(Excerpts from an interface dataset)
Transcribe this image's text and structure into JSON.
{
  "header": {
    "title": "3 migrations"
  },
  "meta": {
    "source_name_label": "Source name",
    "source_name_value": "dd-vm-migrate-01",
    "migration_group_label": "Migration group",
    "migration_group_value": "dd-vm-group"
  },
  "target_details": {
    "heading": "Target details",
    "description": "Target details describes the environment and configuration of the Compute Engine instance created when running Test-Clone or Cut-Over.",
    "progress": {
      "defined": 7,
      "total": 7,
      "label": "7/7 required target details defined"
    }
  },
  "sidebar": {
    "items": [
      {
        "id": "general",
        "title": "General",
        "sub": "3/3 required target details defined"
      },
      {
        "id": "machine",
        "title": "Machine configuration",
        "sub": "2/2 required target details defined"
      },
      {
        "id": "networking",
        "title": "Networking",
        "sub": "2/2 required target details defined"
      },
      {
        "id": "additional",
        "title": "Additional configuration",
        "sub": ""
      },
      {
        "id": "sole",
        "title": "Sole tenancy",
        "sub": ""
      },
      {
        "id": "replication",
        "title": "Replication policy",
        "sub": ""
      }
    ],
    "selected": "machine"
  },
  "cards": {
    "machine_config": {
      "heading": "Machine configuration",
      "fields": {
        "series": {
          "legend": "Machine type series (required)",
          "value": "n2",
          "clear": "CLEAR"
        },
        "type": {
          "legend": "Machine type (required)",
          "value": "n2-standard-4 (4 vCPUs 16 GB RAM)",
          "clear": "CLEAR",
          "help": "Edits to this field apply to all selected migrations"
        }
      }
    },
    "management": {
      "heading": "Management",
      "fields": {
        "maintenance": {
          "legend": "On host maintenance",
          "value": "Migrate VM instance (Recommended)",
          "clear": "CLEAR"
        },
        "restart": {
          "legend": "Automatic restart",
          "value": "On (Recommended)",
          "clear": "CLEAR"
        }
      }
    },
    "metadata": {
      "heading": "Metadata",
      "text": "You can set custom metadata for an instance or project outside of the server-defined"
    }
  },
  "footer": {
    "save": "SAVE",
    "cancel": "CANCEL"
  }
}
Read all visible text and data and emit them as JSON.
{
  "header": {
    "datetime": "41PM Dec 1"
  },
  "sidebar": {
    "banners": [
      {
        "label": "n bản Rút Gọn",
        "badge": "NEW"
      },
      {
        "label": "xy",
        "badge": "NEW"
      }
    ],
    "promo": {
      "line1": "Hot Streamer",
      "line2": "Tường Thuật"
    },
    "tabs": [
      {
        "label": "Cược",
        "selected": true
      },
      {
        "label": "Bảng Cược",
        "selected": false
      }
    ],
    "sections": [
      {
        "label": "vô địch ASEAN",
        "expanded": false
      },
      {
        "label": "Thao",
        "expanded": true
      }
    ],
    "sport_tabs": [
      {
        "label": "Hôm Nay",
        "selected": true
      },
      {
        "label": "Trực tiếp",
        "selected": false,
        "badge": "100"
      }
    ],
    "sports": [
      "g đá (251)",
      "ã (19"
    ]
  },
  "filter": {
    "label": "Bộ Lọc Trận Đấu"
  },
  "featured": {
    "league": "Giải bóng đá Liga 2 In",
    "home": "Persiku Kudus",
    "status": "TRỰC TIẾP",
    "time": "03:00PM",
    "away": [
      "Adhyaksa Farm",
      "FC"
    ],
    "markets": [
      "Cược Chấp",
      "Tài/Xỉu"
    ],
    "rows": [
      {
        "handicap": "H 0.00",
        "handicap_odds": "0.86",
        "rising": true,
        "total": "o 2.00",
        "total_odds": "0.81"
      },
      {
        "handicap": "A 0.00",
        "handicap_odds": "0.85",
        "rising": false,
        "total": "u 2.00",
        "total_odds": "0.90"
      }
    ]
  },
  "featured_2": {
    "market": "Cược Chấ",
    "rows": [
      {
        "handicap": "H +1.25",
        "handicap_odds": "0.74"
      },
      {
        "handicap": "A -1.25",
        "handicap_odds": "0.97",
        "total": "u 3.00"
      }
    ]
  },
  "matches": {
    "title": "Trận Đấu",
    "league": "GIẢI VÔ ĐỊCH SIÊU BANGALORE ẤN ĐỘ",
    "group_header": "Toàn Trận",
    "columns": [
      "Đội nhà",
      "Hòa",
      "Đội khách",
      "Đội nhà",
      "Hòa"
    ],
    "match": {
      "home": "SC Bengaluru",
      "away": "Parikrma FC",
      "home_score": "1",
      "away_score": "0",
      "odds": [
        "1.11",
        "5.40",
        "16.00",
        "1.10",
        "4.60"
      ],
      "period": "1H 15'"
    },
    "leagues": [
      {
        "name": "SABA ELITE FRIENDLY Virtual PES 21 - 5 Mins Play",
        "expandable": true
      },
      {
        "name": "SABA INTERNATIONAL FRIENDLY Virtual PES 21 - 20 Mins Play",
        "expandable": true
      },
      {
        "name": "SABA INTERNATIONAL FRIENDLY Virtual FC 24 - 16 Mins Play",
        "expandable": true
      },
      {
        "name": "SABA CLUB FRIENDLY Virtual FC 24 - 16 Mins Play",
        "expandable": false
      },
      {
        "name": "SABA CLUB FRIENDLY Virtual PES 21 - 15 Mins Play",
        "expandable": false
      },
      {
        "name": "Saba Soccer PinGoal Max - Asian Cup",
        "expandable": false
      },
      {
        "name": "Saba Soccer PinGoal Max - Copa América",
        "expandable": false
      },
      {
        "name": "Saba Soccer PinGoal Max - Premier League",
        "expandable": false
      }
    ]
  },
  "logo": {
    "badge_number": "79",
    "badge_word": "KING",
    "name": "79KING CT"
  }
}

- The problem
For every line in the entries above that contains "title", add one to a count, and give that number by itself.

- Solution for this exercise
8